When is a pre-exposure prophylaxis (PrEP) failure actually a provider failure? And how do we tell the difference?
The CDC has released new data at the Conference on Retroviruses and Opportunistic Infections (CROI) estimating that only a small percentage of people most at risk for HIV infection have actually been prescribed pre-exposure prophylaxis (PrEP).
No increase in poor birth outcomes with PrEP used throughout pregnancy in the Partners Demonstration project.
Brief, empowering messaging around pre-exposure prophylaxis (PrEP) can lead to better medication adherence, new research has found.
For one pharmacy in Seattle, the pharmacist plays multiple roles, doing everything from the HIV testing, to the patient education, to the prescribing of PrEP.

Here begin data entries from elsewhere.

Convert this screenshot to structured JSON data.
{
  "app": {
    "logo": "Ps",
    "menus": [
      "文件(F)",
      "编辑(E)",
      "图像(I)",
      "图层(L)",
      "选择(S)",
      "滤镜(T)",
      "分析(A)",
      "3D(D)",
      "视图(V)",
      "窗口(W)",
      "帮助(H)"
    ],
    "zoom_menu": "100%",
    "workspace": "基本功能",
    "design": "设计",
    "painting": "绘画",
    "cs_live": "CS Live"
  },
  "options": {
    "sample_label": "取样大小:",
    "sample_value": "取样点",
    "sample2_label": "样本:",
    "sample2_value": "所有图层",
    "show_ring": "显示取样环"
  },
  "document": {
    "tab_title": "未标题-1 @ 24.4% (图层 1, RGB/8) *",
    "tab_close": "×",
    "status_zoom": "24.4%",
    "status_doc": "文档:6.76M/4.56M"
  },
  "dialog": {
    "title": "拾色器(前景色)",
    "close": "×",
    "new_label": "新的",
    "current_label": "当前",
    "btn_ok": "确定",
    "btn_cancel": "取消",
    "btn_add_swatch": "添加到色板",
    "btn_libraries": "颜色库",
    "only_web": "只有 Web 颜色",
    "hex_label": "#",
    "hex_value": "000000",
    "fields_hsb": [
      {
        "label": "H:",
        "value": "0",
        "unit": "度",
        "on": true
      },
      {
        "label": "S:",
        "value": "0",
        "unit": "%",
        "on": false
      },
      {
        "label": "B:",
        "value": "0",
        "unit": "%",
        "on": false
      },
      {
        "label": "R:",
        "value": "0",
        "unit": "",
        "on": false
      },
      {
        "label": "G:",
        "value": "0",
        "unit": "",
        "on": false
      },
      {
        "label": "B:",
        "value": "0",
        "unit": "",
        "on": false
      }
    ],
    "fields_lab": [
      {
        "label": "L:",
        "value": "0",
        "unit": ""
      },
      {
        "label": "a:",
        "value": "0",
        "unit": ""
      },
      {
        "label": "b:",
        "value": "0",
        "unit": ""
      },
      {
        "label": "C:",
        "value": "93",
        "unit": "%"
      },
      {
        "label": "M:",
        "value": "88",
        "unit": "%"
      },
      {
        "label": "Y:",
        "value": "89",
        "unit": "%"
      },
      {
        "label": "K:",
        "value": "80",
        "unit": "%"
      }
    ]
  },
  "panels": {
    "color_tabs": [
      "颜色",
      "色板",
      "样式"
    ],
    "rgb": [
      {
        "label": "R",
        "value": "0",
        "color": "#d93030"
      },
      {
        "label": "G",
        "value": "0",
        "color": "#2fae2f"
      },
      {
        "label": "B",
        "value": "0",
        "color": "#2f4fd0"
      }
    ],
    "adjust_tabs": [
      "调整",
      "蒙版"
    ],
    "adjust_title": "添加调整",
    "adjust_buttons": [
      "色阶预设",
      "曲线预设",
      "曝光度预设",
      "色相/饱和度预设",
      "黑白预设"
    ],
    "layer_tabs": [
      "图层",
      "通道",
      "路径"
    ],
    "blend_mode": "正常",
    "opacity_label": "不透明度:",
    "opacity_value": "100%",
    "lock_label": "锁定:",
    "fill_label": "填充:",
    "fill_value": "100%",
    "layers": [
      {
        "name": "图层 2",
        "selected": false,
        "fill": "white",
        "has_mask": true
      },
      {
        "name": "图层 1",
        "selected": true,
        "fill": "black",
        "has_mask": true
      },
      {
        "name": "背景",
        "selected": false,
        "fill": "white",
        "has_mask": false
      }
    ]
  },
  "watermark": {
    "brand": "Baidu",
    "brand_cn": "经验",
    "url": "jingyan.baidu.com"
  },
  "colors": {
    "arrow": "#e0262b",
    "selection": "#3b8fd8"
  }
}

On behalf of TheBodyPRO.com, Terri Wilder, M.S.W., spoke with Elske Hoornenborg, M.D., who presented a case study of HIV transmission despite good adherence to pre-exposure prophylaxis (PrEP) and no drug resistance, at CROI 2017.
"If there is compelling evidence that [a certain agent] works, we stop the trial straight away and let the world know what's going on," says Deborah Donnell, Ph.D.